In the entries that follow, how many lines include the string "title"? The answer is the number only.

Data |
════════
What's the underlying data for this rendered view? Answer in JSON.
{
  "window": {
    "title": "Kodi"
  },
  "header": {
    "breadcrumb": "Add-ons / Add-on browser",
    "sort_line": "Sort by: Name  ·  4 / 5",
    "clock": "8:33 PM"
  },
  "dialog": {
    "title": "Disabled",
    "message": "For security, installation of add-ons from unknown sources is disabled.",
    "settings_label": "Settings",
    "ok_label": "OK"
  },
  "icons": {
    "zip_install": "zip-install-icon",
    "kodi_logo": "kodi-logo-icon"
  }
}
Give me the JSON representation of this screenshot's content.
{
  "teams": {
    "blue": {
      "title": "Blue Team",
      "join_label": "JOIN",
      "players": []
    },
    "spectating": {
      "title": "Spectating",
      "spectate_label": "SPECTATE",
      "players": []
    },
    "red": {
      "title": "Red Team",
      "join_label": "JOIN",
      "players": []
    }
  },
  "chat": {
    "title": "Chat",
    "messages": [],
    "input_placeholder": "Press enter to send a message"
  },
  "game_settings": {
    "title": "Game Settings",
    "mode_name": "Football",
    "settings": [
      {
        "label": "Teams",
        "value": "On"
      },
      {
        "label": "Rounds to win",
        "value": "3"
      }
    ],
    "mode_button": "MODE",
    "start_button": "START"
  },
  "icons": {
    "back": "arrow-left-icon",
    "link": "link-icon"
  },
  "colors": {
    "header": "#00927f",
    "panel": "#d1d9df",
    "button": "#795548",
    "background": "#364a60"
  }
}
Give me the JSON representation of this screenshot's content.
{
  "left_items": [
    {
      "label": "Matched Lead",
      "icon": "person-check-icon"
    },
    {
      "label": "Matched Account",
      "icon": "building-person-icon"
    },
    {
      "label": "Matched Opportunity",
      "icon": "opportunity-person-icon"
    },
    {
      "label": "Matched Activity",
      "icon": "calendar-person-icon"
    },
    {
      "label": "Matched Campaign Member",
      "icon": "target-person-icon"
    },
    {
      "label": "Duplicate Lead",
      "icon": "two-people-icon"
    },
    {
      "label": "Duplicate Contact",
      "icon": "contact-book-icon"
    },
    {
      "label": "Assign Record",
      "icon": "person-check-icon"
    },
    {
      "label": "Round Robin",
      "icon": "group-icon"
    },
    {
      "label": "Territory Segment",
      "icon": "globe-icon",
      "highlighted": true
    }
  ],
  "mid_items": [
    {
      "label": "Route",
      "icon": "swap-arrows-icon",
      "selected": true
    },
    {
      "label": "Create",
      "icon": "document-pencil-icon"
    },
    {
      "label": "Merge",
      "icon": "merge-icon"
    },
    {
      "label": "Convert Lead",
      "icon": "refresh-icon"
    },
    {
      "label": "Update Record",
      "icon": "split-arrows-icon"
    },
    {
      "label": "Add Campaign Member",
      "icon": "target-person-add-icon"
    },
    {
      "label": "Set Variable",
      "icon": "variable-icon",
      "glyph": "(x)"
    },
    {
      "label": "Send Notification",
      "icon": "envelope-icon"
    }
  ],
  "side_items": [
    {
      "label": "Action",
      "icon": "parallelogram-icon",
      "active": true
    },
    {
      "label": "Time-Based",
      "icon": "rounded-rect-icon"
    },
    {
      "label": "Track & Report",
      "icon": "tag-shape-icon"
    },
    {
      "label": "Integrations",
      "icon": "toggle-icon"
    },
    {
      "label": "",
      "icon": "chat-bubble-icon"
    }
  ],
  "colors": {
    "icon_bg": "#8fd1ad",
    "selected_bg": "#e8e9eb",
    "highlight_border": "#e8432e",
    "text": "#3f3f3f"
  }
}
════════
Answer to the problem |
7